A Hero’s Choice: The Historical Context for the Cocks and Hens Relief from Xanthos
Jennifer Tobin (University of Illinois at Chicago).
Where: Buffalo Museum of Science
2016, 6:30 p.m.
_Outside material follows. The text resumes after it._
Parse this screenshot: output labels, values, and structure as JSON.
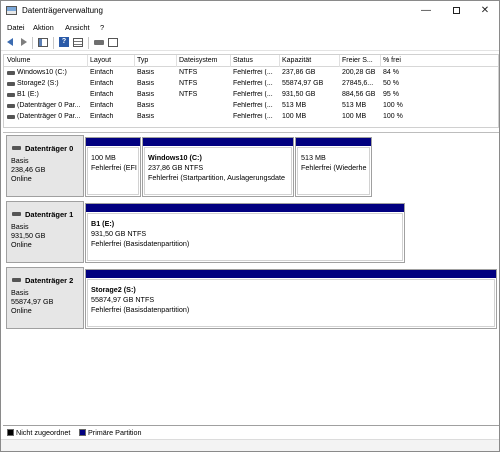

The Cocks and Hens relief on display at the British Museum has long defied interpretation. Set up on the acropolis of Xanthos in Lykia (SW Turkey) ca. 470 BCE, the limestone frieze presents five to six pairs of roosters engaged in cockfighting while hens look on. It is associated with other friezes of contemporary date and similar style discovered on the Xanthian acropolis that graced three or four monumental tombs erected during the reign of King Kuprlli of Xanthos (ca. 480-440 BCE). These reliefs depict scenes that are standard in Lykian funerary art: men in procession, feasting, sphinxes, etc. However, the cockfighting scene, while clearly part of the same corpus, is unique in the Lykian funerary genre. In their publication of the Cocks and Hens relief (RA 1976) Pierre Coupel and Henri Metzger explain the presence of cocks and hens as a reference to funerary rites, since it is known that at least in the Roman period, roosters were sacrificed at Lykian tombs. This paper presents an alternate explanation, arguing that the birds are an allusion to the nobility inherent in the fighting cock as metaphor for the strength and courage of the Xanthian people. Specifically, the paper argues that the image of the fighting cock, known to fight to the death rather than be defeated by its opponent, is an evocation of events of ca. 546 BC, when the Persians invaded Xanthos prompting the entire populace to kill themselves rather than be taken prisoner.
P. Coupel and H. Metzger, “La frise des “Cocks et Poules de l’acropole de Xanthos: essai de restitution et d’interprétation,” Revue archéologique (1976) 247-264
A.G. Keen, Dynastic Lycia: A Political History of the Lycians and their Relations with Foreign Powers c. 545-362 B.C. (Brill, Leiden, 1998)